Tuesday, October 8, 2013

'Scuse Me, While I Kiss the Sky: New Projects

Seattle-based Nordstrom's Midtown flagship store will anchor one of the tallest buildings in the world. The new tower planned for 217-225 West 57th Street will certainly be tall - coming in at 1,423 feet and 10 inches, the Nordstrom Tower will become the tallest building in New York City, topping 432 Park Avenue by just over 25 feet. That’s taller than the Empire State Building, which is 1,250 feet (1,454 feet to the tip of its antenna), and One World Trade Center, whose official height of 1,368 feet was certified without its 408-foot tall spire.

Nordstrom Tower

Coming in at 1,423 feet 10 inches, the Nordstrom Tower will become the tallest building in New York City - even taller than the Empire State Building at 1,250 feet, and One World Trade Center, with an official height of 1,368 feet.

The upscale chain will occupy the first seven floors of the 88-story residential condominium tower.

Nordstrom's flagship store will span 285,000 square feet on the first seven floors of the 88-story condominium tower, with its main entrance located on the east side of Broadway at West 57th Street.

 Click images to Enlarge

Towering One Vanderbilt

SL Green, the city’s largest office landlord, released sketches for its planned office tower at 41 East 42nd Street, to be known as One Vanderbilt.

The images depict a towering giant approaching 1,500-feet, and soaring well beyond notable neighbors like The Chrysler Building and MetLife.

The 1.55-million-square-foot building will be located at 41 East 42nd Street on Midtown’s East Side, where the city is considering a zoning change to allow for taller and bulkier structures.

[see ElectricWeb|Blogger, Jul 23, 2012]

The new zoning would only regulate density and square footage on new construction projects, with no restrictions on building height. One Vanderbilt will be one of the first towers to rise as part of the Midtown East re-zoning, and the building will occupy the entire block Immediately adjacent to Grand Central.

Early renderings paint an enormously tall picture, with the tower approaching the 1,500-foot mark.

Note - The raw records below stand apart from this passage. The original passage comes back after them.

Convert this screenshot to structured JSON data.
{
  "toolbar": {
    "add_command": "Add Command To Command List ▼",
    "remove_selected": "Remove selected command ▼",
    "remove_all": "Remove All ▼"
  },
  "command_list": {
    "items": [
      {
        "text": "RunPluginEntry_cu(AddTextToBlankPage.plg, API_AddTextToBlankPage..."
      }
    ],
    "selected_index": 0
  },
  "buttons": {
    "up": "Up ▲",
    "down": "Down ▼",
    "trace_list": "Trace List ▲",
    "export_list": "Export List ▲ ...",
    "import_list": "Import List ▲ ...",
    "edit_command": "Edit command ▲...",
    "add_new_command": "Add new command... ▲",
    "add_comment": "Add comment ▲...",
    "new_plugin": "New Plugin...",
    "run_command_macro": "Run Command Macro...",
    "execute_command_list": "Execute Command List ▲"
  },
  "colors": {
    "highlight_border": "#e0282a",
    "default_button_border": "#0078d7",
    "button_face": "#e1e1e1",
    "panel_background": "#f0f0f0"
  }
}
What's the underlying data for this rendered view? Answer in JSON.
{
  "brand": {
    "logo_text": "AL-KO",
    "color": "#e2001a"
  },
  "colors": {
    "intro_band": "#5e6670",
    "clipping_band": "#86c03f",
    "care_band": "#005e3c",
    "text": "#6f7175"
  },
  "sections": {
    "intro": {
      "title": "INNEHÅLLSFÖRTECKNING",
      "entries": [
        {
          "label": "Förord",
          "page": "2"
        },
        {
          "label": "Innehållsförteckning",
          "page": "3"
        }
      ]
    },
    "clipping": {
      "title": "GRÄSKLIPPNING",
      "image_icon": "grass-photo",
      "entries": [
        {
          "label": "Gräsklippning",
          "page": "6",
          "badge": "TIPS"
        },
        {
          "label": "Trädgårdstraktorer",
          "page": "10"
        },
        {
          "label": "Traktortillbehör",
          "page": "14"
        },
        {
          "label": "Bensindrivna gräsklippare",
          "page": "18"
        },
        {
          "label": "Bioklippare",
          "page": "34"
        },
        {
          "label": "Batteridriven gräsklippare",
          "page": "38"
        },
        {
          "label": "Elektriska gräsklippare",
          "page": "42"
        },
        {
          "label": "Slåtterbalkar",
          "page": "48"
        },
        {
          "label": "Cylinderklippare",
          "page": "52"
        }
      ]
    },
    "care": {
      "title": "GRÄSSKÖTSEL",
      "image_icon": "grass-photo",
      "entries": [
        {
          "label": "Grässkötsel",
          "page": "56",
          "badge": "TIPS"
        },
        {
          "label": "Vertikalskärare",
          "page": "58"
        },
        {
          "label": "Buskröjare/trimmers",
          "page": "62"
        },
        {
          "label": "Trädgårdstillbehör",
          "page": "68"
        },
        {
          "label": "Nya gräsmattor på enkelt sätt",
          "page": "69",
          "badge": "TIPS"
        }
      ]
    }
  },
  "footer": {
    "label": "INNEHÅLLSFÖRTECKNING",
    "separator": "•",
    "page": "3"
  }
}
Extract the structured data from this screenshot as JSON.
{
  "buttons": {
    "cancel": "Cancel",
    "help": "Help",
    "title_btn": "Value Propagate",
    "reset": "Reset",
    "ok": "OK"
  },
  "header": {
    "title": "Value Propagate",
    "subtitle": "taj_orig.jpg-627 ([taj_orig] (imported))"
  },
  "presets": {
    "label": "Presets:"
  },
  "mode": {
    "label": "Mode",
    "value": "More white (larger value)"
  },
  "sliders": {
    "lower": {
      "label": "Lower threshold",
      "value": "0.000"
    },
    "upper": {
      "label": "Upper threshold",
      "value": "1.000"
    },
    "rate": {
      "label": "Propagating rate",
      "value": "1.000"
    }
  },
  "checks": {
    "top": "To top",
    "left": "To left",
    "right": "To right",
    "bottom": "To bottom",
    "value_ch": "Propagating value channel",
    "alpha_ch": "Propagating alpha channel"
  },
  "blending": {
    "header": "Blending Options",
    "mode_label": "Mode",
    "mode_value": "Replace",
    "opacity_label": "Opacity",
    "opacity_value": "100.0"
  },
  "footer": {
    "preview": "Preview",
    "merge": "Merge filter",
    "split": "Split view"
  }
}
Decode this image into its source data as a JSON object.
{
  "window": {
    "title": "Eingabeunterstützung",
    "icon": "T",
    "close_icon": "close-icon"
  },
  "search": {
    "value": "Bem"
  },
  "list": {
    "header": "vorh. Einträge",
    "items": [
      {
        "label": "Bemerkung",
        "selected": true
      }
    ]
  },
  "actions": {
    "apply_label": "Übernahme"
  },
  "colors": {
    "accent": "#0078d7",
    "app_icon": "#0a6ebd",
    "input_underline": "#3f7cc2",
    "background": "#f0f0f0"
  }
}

The building looks like a taller sibling of Related’s Hudson Yards towers, which comes as no surprise given they share the same architect.

One Vanderbilt is not a final product at this point, but it will transform the Midtown skyline regardless. As the first of the new Midtown East giants, it will pave the way for innovation and establish the new skyscraper as a icon.


400 West 42nd Street

Demolition of three buildings at 400 West 42nd Street is complete, and renderings of the new 40-story hotel they plan to put up have been released by the Friedman Group.

The 220,000-square-foot hotel, near the corner of West 42nd Street and Ninth Avenue, will have 510 rooms and 38 larger extended-stay rooms as well as 25,000 square feet of retail on the ground floor at 577 Ninth Avenue.


30 Park Place

Construction of the stalled project at 30 Park Place is about to resume. With revised plans officially approved, the now 67-story, 937-foot tower can finally begin rising.

The site has sat as a vacant concrete pit since the 2008 financial crises derailed the original plans. 30 Park Place will be the tallest residential building in Lower Manhattan.

The bottom of the building will be occupied by a Four Seasons Hotel with 149 rooms, while the top will will hold 161 private residences.

[see ElectricWeb|Blogger, May 16, 2013]
[see ElectricWeb|Blogger, Aug 6, 2013]
[see ElectricWeb|Blogger, Mar 7, 2012]

Lower Manhattan is following the island's trend for extremely tall residential towers, though 30 Park Place was proposed long before most of Midtown’s future super-tall projects.

The new tower will rise concurrently with 56 Leonard Street, which was also stalled for several years, only resuming construction in earlier this year.

[see ElectricWeb|Blogger, Mar 20, 2013]

Other skyline-piercing towers set to rise in the vicinity include the recently announced 22 Thames Street, and 80 South Street projects.

Visit Our Sponsors

Page Views

Since October 1, 2011